Like the time after church when we were deciding what restaurant to visit. Some wanted to go to McDonalds. Others wanted to go to Taco Bell. No one would give in. Everybody was arguing. So I decided to go to my favorite place – The Burdine Restaurant. That’s right. We came home and ate whatever we had in the pantry – probably soup and crackers. For some reason, we didn’t have too much arguing about where to eat after that.
Don’t you hate it when families argue? Paul hated it when the Christians were arguing in Corinth. He told them to grow up.
“And I, brethren, could not speak to you as to spiritual people but as to carnal, as to babes in Christ. I fed you with milk and not with solid food; for until now you were not able to receive it, and even now you are still not able; for you are still carnal. For where there areenvy, strife, and divisions among you, are you not carnal and behaving like mere men? For when one says, “I am of Paul,” and another, “I am of Apollos,” are you not carnal?” (1 Corinthians 3:1-4).

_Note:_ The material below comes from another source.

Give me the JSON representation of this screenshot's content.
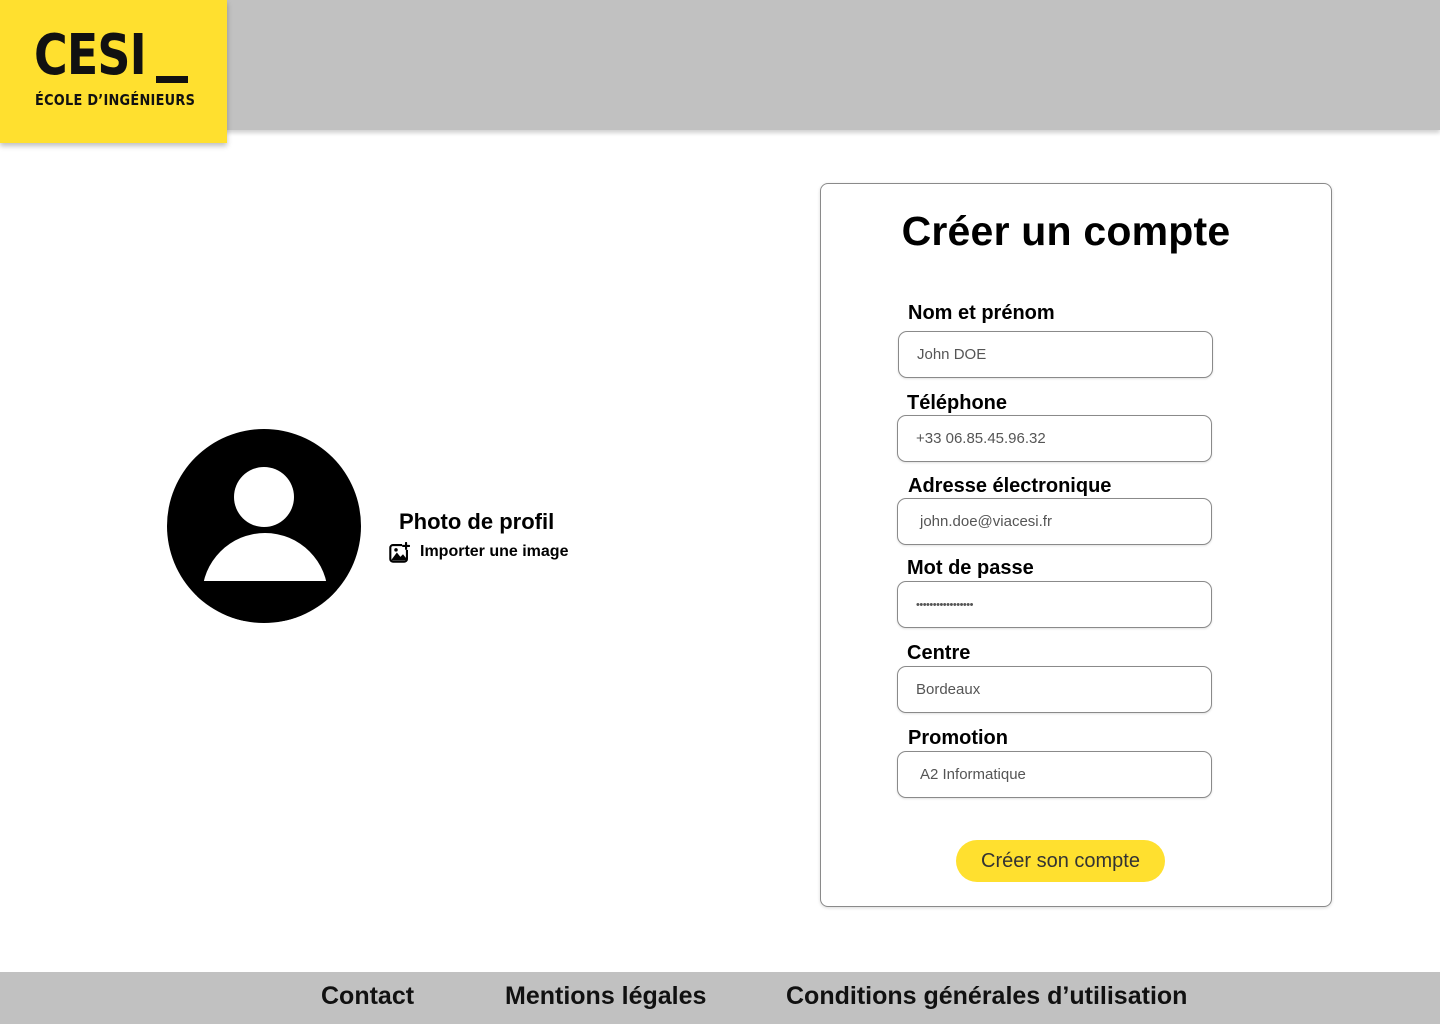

What are the two kinds of Christians?
Paul explained in 1 Corinthians 2 that there are two kinds of people in the world – ‘natural’ (unsaved) and ‘spiritual’ (saved – those who have the Holy Spirit). In 1 Corinthians 3 he explains that there are two kinds of Christians: mature and immature (carnal). The word ‘carnal’ comes from the Greek word sarkos, Sarkos means ‘flesh’ and refers to our human nature apart from God. A mature person is influenced by the Holy Spirit but a carnal person is influenced by their sinful flesh.
A mature Christian allows the Holy Spirit to teach Him and direct him by feeding on the Word of God. A mature Christian listens to what he should do and follows that instruction even when it goes against his nature. The phrase ‘if it feels good, do it’ isn’t part of the philosophy of a mature Christian.
The immature Christian lives for the things of the flesh and his own desires. An immature Christian has little interest in the things of the God. Some would suggest that the ‘carnal’ Christian is not really a Christian. But Paul asserts that he is. He is just influenced by his flesh.
I remember going to Kings Island in Mason, Ohio. They had a stage where a guy would guess your age. If he missed it by a few years, you got a prize. Those guys were usually pretty good. It is a lot easier to guess a person’s physical age than his spiritual age. You can be a Christian for many years and yet still be a baby because you are obeying your flesh. You can be a Christian for just a few months and be mature because you are listening to the Holy Spirit. Your maturity has more to do with the direction of your life, than how much you know or how long you’ve been a believer.
How can you tell the maturity of a Christian?
Paul tells us you can tell if someone is mature by their diet. A baby drinks only milk. As he grows he is able to digest more complex food like vegetables and meat. The more mature a Christian is the more Bible they can spiritually digest into their life. The Bible is our spiritual food. It is called milk (1 Peter 2:2), bread (Matt. 4:4), meat (Heb. 5:11-14), and even honey (Psalm 119:103). Just as we need a good food to keep us physically healthy, we need spiritual food to keep us spiritually healthy. What is your spiritual diet?
Paul also tells us you can tell if someone is mature by how they get along with others. Children disagree and fuss. That’s part of being a child. My wife teaches preschool. Preschool children are just learning how to share and get along. Their favorite word is “Mine.” We often tell young children, “You are acting like a baby.” We tell teenagers, “Grow up.” They want what someone else has. They live in a competitive world.
Mature people know how to treat others. A spiritually mature person considers the needs of others. A spiritually mature person possesses the attitude of Christ by putting others first. You can tell a person’s relation with God by looking at their relationship with other people. Do they get along?
The problems in the church in Corinth were due to immature Christians in places of leadership. When immature Christians get into places of leadership the results are disastrous. Sometimes church leaders talk big but live small. A mature Christian uses his gifts as tools to build others not toys to play with or trophies to boast about.
The goal of a family – maturity.
The goal of a family is maturity. Sometimes in the middle of raising children we forget that we are really raising adults. Our goal is to have responsible adults that are mature. The goal of a church family is to bring people to spiritual maturity.
In The Last Days Newsletter, Leonard Ravenhill tells about a group of tourists visiting a village who walked by an old man sitting beside a fence. In a rather patronizing way, one tourist asked, “Were any great men born in this village?” The old man replied, “Nope, only babies.”
This story reminds us that there is no instant greatness. Whether in this world or in the kingdom of God, growth takes time. So if you know a ‘baby’ Christian, give him a little grace. You would not expect a five-year old to behave like an adult. You shouldn’t expect a teenager to act like an adult. So, allow your fellow Christians to grow up.
Sometimes you can be an adult in one area, but still a baby in another area. Be aware of where you need to grow. Be humble enough to admit, like Paul, that you have not arrived yet (Philippians 3:12). What areas in your life need a little attention? Your best method is to study God’s Word and pray about those areas. Involve others who have more maturity to assist you in your spiritual growth.
What are you doing today to grow up?